- [REQUIREMENT] A complete and exact copy of the data below is the task.

- [RECORDS FOR THE EXERCISE]
#####

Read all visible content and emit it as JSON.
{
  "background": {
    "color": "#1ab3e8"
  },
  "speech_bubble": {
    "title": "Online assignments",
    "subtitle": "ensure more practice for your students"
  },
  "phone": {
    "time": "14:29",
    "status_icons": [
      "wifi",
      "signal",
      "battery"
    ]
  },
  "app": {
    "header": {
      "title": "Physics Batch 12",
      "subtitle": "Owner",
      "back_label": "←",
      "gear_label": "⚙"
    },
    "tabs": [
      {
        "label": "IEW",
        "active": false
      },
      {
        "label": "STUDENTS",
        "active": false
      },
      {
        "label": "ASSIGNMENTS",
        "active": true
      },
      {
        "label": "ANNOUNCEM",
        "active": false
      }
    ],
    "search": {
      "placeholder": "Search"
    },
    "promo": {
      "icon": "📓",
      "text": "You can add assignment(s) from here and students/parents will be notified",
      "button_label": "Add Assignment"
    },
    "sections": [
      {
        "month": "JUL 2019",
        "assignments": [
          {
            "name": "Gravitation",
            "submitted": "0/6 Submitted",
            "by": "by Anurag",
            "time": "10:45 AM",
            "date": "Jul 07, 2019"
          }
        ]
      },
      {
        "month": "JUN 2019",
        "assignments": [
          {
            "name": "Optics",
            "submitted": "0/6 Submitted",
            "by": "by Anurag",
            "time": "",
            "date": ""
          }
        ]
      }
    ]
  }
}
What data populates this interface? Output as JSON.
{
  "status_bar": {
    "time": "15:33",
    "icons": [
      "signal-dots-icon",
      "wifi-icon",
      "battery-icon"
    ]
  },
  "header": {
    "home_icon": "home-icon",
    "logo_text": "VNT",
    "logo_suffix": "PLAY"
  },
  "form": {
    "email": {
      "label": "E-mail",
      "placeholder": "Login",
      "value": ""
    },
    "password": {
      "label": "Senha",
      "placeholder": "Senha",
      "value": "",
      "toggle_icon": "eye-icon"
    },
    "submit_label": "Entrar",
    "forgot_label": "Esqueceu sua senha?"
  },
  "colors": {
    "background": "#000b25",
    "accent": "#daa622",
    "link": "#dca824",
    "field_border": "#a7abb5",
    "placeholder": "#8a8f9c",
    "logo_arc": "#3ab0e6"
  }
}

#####

- [COMPLETED TASK]
Read all visible content and emit it as JSON.
{
  "background": {
    "color": "#1ab3e8"
  },
  "speech_bubble": {
    "title": "Online assignments",
    "subtitle": "ensure more practice for your students"
  },
  "phone": {
    "time": "14:29",
    "status_icons": [
      "wifi",
      "signal",
      "battery"
    ]
  },
  "app": {
    "header": {
      "title": "Physics Batch 12",
      "subtitle": "Owner",
      "back_label": "←",
      "gear_label": "⚙"
    },
    "tabs": [
      {
        "label": "IEW",
        "active": false
      },
      {
        "label": "STUDENTS",
        "active": false
      },
      {
        "label": "ASSIGNMENTS",
        "active": true
      },
      {
        "label": "ANNOUNCEM",
        "active": false
      }
    ],
    "search": {
      "placeholder": "Search"
    },
    "promo": {
      "icon": "📓",
      "text": "You can add assignment(s) from here and students/parents will be notified",
      "button_label": "Add Assignment"
    },
    "sections": [
      {
        "month": "JUL 2019",
        "assignments": [
          {
            "name": "Gravitation",
            "submitted": "0/6 Submitted",
            "by": "by Anurag",
            "time": "10:45 AM",
            "date": "Jul 07, 2019"
          }
        ]
      },
      {
        "month": "JUN 2019",
        "assignments": [
          {
            "name": "Optics",
            "submitted": "0/6 Submitted",
            "by": "by Anurag",
            "time": "",
            "date": ""
          }
        ]
      }
    ]
  }
}
What data populates this interface? Output as JSON.
{
  "status_bar": {
    "time": "15:33",
    "icons": [
      "signal-dots-icon",
      "wifi-icon",
      "battery-icon"
    ]
  },
  "header": {
    "home_icon": "home-icon",
    "logo_text": "VNT",
    "logo_suffix": "PLAY"
  },
  "form": {
    "email": {
      "label": "E-mail",
      "placeholder": "Login",
      "value": ""
    },
    "password": {
      "label": "Senha",
      "placeholder": "Senha",
      "value": "",
      "toggle_icon": "eye-icon"
    },
    "submit_label": "Entrar",
    "forgot_label": "Esqueceu sua senha?"
  },
  "colors": {
    "background": "#000b25",
    "accent": "#daa622",
    "link": "#dca824",
    "field_border": "#a7abb5",
    "placeholder": "#8a8f9c",
    "logo_arc": "#3ab0e6"
  }
}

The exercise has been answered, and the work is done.